<control_points> representing a list of control points associated with an application
The form element is structured as defined below.
<form id=“form id”, desc=“form description”>
where “id” uniquely identifies form, “desc” is a verbose description of the form context within the application, and “group” is a group element contained in the form.
The group element contains a collection of control points that are operationally related to each other. Each form contains at least one group. A group must contain at least one control point. The group element is structured as shown below.
<group id=“group id’ desc=“group description”>
where “id” uniquely identifies the group, “desc” is a verbose description of the group and is used for documentation and UI generation purposes, and “control_point” is the control_point element contained in the form (described below).
The “control_point” element defines each individual change point within an application. Control points have types associated with them, so that both the VoiceXML application and a UI generator that manipulates those control points may handle them appropriately.
<control_point id=“control_point id” desc=“control_point description” allow_change=“true/false depending on whether changeable” type=“type of control_point” . . . type specific attributes>
where “id” uniquely identifies the change point, “type” is the data type of the element. Currently supported types include Boolean, text field, transfer, prompt, application (URL), enumeration (a range of pre-defined values e.g. days of the week), “attributes” are type specific attributes (described below), “desc” is a verbose description of the change point and is used for documentation and UI generation purposes, and “allow_change” is for whether exposed to the change interface or not.
Control point types are defined as simple and compound types. All simple types have a value attribute associated with them. The contents of the value attribute are type specific and may be a number, a string, enumeration, or a Boolean. Exemplary simple types and their attributes are defined as follows. “Boolean” is a value that can be true or false, “number” is an integer value.
Compound types have multiple attributes defined. For example, Prompt, Xfer, Enumeration, and Application are compound types. “Prompt” can be the URL of a .wav file or the tts content associated with the prompt, “Xfer” can be a number representing the actual digits to dial or the bridge Boolean representing whether to make a bridged or non-bridged transfer, “application” is the URL of the external application link to, and an Enumeration is a range of pre-defined values e.g. days of the week.
The foregoing descriptions of specific embodiments of the present invention have been presented for purposes of illustration and description. They are not intended to be exhaustive or to limit the invention to the precise forms disclosed, and obviously many modifications and variations are possible in light of the above teaching.
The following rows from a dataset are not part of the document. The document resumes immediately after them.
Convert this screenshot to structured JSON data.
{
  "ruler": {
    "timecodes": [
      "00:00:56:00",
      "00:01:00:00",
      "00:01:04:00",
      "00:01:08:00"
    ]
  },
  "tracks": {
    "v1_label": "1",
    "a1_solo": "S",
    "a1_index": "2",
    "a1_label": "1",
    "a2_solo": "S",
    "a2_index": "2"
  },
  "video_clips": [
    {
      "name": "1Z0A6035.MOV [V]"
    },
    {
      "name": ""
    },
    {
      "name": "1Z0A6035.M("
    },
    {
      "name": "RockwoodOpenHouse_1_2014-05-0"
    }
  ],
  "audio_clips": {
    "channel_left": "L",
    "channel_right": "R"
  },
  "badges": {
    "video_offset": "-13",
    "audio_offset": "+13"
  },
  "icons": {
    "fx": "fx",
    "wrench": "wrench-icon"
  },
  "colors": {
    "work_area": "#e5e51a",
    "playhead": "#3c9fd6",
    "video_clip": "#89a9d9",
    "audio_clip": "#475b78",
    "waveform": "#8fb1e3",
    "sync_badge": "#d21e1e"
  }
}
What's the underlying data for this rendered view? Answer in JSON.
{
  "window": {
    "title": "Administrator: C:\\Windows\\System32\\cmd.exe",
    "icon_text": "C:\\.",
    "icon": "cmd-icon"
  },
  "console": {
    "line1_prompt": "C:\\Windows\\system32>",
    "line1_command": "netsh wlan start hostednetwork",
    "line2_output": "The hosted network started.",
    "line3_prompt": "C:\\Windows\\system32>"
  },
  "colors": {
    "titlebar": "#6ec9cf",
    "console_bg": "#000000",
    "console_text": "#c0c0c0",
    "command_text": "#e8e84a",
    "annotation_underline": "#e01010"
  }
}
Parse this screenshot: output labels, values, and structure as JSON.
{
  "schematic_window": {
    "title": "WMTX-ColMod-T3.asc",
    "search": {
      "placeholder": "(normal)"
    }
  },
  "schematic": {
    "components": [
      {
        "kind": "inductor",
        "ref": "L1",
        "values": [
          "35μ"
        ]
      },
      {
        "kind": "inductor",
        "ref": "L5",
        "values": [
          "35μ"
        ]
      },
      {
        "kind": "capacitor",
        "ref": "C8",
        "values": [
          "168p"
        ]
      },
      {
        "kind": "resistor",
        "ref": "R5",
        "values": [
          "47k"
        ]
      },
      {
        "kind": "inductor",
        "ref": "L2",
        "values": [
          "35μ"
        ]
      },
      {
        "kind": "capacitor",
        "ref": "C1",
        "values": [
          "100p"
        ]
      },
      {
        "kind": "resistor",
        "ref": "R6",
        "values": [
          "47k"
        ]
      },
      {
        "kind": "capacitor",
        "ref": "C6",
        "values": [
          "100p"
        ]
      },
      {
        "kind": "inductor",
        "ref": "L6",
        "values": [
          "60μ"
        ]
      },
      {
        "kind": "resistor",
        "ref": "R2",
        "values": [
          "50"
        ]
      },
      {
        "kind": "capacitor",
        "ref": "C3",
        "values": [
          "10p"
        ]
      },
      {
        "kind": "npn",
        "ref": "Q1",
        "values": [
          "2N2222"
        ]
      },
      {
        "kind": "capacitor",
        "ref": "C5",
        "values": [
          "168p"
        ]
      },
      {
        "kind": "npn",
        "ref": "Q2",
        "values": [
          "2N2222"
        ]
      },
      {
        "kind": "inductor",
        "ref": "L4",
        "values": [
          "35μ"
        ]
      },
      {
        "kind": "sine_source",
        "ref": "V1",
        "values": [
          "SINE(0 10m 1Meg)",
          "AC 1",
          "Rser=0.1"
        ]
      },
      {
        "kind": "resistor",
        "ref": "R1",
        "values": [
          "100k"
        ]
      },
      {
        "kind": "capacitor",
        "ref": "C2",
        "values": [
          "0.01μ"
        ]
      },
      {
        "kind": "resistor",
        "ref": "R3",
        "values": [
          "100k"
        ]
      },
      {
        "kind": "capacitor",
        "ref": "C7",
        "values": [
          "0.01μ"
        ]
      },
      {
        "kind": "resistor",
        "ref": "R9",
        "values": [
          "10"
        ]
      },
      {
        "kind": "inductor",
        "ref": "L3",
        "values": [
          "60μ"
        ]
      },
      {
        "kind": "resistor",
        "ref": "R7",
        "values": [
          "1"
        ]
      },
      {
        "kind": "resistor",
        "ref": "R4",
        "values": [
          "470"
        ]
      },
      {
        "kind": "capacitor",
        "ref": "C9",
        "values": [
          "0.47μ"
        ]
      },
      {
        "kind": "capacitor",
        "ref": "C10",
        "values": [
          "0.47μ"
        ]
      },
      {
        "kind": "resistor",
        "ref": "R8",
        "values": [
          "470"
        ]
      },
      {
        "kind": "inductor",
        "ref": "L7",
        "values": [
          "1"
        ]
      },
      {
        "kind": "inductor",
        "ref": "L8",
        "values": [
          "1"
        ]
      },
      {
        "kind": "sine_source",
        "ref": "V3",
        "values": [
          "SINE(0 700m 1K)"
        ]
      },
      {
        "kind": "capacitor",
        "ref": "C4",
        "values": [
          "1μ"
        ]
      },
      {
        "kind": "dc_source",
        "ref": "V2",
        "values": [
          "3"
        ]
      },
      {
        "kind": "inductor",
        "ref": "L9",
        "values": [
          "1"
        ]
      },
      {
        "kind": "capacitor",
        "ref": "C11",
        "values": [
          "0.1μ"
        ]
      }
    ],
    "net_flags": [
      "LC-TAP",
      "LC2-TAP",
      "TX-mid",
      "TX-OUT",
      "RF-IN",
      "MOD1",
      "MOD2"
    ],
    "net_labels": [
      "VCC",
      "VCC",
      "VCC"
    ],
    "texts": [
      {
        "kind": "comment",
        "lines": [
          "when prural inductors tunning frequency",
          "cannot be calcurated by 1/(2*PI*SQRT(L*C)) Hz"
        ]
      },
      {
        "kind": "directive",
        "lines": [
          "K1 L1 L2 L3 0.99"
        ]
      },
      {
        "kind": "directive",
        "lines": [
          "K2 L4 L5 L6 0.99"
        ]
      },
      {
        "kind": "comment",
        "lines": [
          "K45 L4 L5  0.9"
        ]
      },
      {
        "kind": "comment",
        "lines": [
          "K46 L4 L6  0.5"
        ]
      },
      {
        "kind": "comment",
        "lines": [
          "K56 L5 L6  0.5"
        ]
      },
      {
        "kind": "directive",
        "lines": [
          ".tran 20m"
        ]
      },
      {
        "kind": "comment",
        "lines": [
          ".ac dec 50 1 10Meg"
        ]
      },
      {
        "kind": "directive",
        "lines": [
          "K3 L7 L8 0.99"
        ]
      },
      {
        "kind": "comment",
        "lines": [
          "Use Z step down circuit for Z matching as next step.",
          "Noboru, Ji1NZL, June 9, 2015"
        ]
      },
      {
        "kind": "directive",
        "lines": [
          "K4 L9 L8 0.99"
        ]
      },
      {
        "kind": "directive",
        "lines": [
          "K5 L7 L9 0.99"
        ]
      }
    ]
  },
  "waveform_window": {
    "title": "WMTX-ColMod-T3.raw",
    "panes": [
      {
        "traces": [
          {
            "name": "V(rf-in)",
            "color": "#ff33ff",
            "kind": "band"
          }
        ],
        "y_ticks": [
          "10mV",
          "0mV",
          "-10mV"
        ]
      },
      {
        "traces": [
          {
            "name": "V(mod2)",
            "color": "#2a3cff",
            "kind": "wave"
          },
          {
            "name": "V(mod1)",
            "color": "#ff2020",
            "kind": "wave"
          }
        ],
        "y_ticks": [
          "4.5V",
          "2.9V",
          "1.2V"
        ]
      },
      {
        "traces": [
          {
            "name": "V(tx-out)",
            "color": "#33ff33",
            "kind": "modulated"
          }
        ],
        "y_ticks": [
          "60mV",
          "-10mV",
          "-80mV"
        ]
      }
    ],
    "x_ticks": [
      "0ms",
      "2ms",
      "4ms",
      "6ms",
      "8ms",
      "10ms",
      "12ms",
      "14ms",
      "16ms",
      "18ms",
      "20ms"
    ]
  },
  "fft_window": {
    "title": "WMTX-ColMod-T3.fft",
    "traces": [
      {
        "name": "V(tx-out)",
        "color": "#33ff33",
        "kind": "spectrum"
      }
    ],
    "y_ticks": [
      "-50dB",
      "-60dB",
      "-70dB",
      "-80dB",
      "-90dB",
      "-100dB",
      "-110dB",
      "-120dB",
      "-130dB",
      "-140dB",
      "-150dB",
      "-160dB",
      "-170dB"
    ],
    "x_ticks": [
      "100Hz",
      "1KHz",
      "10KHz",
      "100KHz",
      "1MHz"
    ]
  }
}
The embodiments were chosen and described in order best to explain the principles of the invention and its practical application, thereby to enable others skilled in the art best to utilize the invention and various embodiments with various modifications as are suited to the particular use contemplated. It is intended that the scope of the invention be defined by the Claims appended hereto and their equivalents.